He was no longer strapped to the wall, which was a plus. But he was now strapped to something else. Which… wasn’t much better.
At least his wrists didn’t hurt as much.
But that’s only because his arms and his shoulders and his back were burning. He blinked as he saw sunlight for the first time in who knew how long. Also, at the small of his back felt like there was a piece of hot metal jammed against it.
“Comfortable?” said Katrina’s voice once again. Though this time it was coming through an earpiece.
“I mean, I don’t need a tan, but I appreciate the sunshine,” Ash said, his eyes finally clearing. As soon as he figured out where he was he laughed. “You guys are so much.”
“What can I say?” said Katrina’s voice, and Ash could hear the smirk. “I have a flair for the dramatic. Some of the others wanted to just strap you to a bomb and call it a day, but I know you. You’d find some way to survive that.”
“I’ve been tracking your bombs, they’ve stalled out. Sounds like you need fresh blood in there,” Ash said, grunting as he strained against his bindings. “The last few were shite. Like, really? Cesium? I had to steal it just to be sure you idiots wouldn’t try and blow up anything important with it.”
“You know, part of me is going to miss your snarky banter,” said Katrina. “But most of me will get over it. In about three hours, the shuttle you’re hitching a ride on will engage its autopilot. It will then be delivering a very special package to somebody who very dearly deserves it. And you’ll have a front-row seat.”
Ash put the pieces together too quickly. With a sigh he stretched upwards. “This won’t make you feel better. It won’t change a thing.”

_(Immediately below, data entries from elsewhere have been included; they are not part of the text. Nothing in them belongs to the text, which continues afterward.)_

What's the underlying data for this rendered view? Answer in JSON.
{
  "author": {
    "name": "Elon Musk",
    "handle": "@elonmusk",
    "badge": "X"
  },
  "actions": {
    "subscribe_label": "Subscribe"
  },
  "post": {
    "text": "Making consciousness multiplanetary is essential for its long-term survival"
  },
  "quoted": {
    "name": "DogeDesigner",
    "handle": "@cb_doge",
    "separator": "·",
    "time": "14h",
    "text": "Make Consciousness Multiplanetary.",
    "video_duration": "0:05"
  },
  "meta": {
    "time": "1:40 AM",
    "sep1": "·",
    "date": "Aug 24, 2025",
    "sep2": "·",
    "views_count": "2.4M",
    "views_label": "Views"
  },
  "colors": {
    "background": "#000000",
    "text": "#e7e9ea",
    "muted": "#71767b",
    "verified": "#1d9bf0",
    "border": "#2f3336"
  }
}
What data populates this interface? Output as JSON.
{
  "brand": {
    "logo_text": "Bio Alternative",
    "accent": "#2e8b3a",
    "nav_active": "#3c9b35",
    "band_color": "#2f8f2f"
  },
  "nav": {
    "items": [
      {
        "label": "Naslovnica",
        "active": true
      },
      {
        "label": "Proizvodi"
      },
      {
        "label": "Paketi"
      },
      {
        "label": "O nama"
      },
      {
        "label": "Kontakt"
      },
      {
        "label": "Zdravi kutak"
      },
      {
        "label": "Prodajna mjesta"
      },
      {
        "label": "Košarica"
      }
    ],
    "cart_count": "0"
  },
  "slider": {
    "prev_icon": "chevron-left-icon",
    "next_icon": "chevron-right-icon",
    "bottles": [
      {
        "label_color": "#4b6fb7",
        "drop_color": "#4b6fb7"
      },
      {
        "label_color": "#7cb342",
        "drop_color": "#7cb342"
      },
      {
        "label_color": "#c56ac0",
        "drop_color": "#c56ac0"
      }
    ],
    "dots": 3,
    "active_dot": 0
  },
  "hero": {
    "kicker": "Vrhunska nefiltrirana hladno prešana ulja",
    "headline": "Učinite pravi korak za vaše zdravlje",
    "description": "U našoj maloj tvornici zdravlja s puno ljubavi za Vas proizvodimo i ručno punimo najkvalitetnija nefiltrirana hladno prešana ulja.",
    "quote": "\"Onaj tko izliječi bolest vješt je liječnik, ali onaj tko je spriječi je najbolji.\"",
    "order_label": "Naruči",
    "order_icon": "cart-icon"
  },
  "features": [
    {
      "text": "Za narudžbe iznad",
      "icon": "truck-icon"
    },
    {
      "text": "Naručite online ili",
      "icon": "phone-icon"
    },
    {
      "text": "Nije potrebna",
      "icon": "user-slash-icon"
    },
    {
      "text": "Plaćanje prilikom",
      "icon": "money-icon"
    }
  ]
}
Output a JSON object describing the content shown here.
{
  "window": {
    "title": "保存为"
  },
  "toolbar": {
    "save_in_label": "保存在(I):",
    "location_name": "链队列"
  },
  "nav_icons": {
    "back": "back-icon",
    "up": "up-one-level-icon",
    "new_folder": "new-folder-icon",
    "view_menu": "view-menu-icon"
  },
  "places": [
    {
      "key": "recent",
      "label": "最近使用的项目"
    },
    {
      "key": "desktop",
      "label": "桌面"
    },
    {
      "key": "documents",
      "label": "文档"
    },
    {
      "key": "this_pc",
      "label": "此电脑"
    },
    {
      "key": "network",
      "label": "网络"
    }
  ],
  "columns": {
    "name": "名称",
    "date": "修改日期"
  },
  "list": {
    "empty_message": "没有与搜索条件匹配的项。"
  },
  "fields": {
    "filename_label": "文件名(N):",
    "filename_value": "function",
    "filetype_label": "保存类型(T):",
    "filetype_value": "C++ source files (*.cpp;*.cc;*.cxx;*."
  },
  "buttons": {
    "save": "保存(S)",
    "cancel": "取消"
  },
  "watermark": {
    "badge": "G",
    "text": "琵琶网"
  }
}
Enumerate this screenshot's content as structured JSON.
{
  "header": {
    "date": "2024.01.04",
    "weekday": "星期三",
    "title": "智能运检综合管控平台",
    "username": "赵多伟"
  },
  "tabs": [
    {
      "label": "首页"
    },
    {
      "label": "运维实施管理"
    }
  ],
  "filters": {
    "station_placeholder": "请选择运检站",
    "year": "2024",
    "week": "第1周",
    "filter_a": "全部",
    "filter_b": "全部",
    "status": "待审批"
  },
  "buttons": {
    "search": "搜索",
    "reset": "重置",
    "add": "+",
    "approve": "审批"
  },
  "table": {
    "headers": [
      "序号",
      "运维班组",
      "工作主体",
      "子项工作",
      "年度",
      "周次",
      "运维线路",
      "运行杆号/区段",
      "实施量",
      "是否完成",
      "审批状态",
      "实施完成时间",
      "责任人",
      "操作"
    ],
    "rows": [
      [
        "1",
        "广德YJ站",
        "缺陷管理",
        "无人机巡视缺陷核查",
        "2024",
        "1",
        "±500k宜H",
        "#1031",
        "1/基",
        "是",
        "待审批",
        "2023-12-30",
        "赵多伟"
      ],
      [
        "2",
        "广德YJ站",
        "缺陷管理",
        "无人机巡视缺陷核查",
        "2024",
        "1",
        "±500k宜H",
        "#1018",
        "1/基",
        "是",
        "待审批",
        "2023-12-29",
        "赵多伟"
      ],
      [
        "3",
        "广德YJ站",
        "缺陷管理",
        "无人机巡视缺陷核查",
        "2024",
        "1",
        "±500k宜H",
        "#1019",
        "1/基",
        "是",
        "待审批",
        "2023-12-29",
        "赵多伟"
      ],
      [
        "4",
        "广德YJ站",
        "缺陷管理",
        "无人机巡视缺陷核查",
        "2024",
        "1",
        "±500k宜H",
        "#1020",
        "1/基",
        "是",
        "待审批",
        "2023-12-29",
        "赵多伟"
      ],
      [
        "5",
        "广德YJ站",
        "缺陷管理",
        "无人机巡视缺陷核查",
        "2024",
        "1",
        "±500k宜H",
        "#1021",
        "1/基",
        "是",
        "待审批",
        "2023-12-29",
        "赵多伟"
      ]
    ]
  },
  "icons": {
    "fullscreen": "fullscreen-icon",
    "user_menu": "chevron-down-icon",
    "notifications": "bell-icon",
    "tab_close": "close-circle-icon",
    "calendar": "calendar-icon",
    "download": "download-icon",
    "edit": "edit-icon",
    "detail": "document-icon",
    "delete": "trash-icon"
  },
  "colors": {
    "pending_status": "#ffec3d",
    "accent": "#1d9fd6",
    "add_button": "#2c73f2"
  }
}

“It may not change anything, that’s true,” said Katrina. “And you’re right about that. But on the other hand, I feel much better already. Goodbye, Ashton. Have a nice flight.”
What followed was the sound of an earpiece being crushed.
Well. Now he only had himself.
He sagged against the ship, his eyes stinging with tears almost immediately. He’d always.. he’d always had people around him. He’d always been able to sink into whatever role anyone wanted him to play. Doting son, the good spacer, the confidant. But it had been people he relied on. He was an extrovert. he needed… he needed people. By himself he was just… lost.
As terrifying as this ordeal was, he knew that, somehow, he’d get Katrina to see reason. If he just said the right things, he could… he could buy time. He could weasel out.
Now there was just silence.